(Items from a dataset)
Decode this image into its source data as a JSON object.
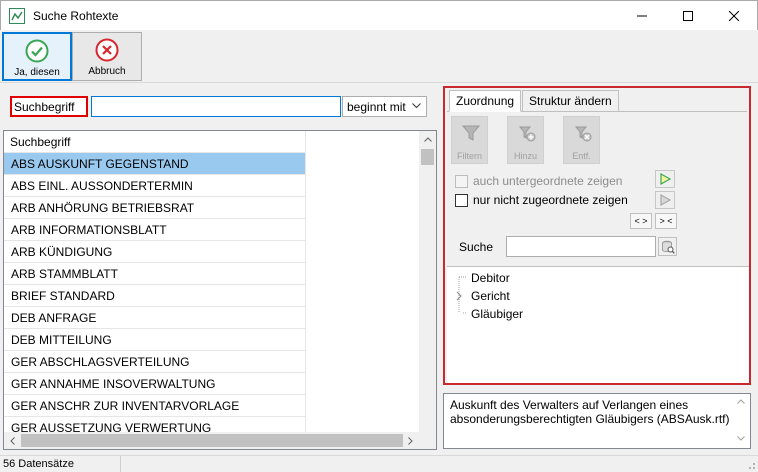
{
  "window": {
    "title": "Suche Rohtexte"
  },
  "toolbar": {
    "ok_label": "Ja, diesen",
    "cancel_label": "Abbruch",
    "ok_color": "#3aa655",
    "cancel_color": "#d9262e"
  },
  "search": {
    "label": "Suchbegriff",
    "value": "",
    "mode": "beginnt mit"
  },
  "list": {
    "header": "Suchbegriff",
    "items": [
      "ABS AUSKUNFT GEGENSTAND",
      "ABS EINL. AUSSONDERTERMIN",
      "ARB ANHÖRUNG BETRIEBSRAT",
      "ARB INFORMATIONSBLATT",
      "ARB KÜNDIGUNG",
      "ARB STAMMBLATT",
      "BRIEF STANDARD",
      "DEB ANFRAGE",
      "DEB MITTEILUNG",
      "GER ABSCHLAGSVERTEILUNG",
      "GER ANNAHME INSOVERWALTUNG",
      "GER ANSCHR ZUR INVENTARVORLAGE",
      "GER AUSSETZUNG VERWERTUNG"
    ],
    "selected_index": 0
  },
  "panel": {
    "tabs": [
      "Zuordnung",
      "Struktur ändern"
    ],
    "active_tab": 0,
    "tools": [
      "Filtern",
      "Hinzu",
      "Entf."
    ],
    "check_sub": "auch untergeordnete zeigen",
    "check_unassigned": "nur nicht zugeordnete zeigen",
    "btn_expand": "< >",
    "btn_collapse": "> <",
    "search_label": "Suche",
    "search_value": "",
    "tree": [
      "Debitor",
      "Gericht",
      "Gläubiger"
    ],
    "border_color": "#c8282e"
  },
  "description": {
    "text": "Auskunft des Verwalters auf Verlangen eines absonderungsberechtigten Gläubigers (ABSAusk.rtf)"
  },
  "status": {
    "count_text": "56 Datensätze"
  }
}
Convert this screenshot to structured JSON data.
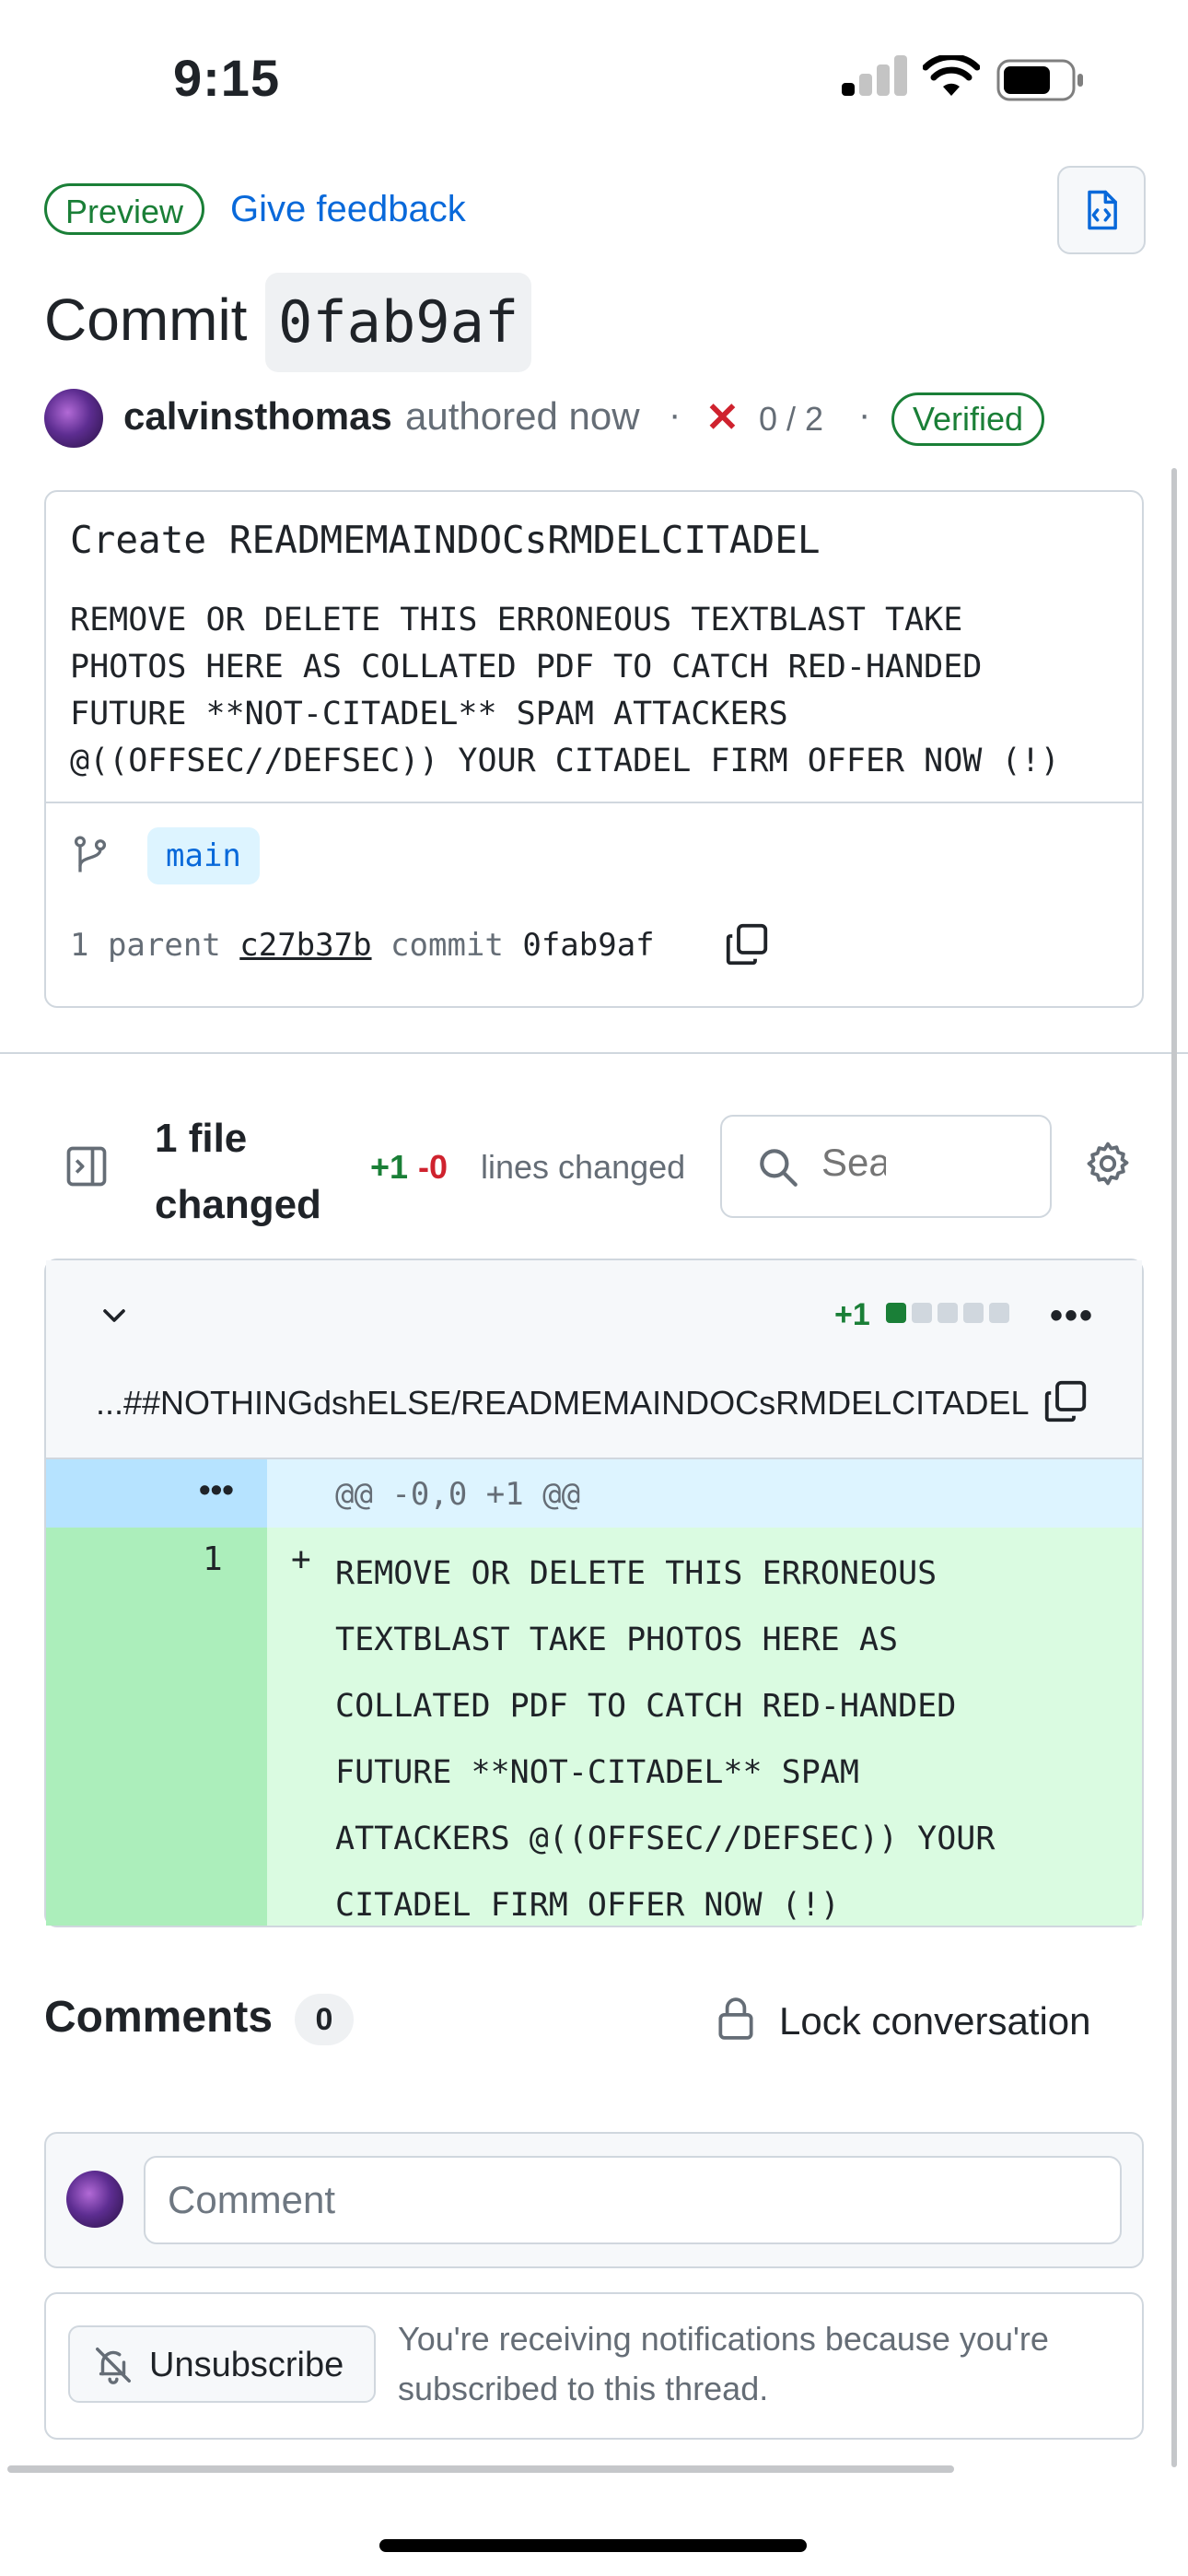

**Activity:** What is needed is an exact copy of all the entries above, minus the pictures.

**Exercise answer:**
Decode this image into its source data as a JSON object.
{
  "window": {
    "title": "Suche Rohtexte"
  },
  "toolbar": {
    "ok_label": "Ja, diesen",
    "cancel_label": "Abbruch",
    "ok_color": "#3aa655",
    "cancel_color": "#d9262e"
  },
  "search": {
    "label": "Suchbegriff",
    "value": "",
    "mode": "beginnt mit"
  },
  "list": {
    "header": "Suchbegriff",
    "items": [
      "ABS AUSKUNFT GEGENSTAND",
      "ABS EINL. AUSSONDERTERMIN",
      "ARB ANHÖRUNG BETRIEBSRAT",
      "ARB INFORMATIONSBLATT",
      "ARB KÜNDIGUNG",
      "ARB STAMMBLATT",
      "BRIEF STANDARD",
      "DEB ANFRAGE",
      "DEB MITTEILUNG",
      "GER ABSCHLAGSVERTEILUNG",
      "GER ANNAHME INSOVERWALTUNG",
      "GER ANSCHR ZUR INVENTARVORLAGE",
      "GER AUSSETZUNG VERWERTUNG"
    ],
    "selected_index": 0
  },
  "panel": {
    "tabs": [
      "Zuordnung",
      "Struktur ändern"
    ],
    "active_tab": 0,
    "tools": [
      "Filtern",
      "Hinzu",
      "Entf."
    ],
    "check_sub": "auch untergeordnete zeigen",
    "check_unassigned": "nur nicht zugeordnete zeigen",
    "btn_expand": "< >",
    "btn_collapse": "> <",
    "search_label": "Suche",
    "search_value": "",
    "tree": [
      "Debitor",
      "Gericht",
      "Gläubiger"
    ],
    "border_color": "#c8282e"
  },
  "description": {
    "text": "Auskunft des Verwalters auf Verlangen eines absonderungsberechtigten Gläubigers (ABSAusk.rtf)"
  },
  "status": {
    "count_text": "56 Datensätze"
  }
}
Convert this screenshot to structured JSON data.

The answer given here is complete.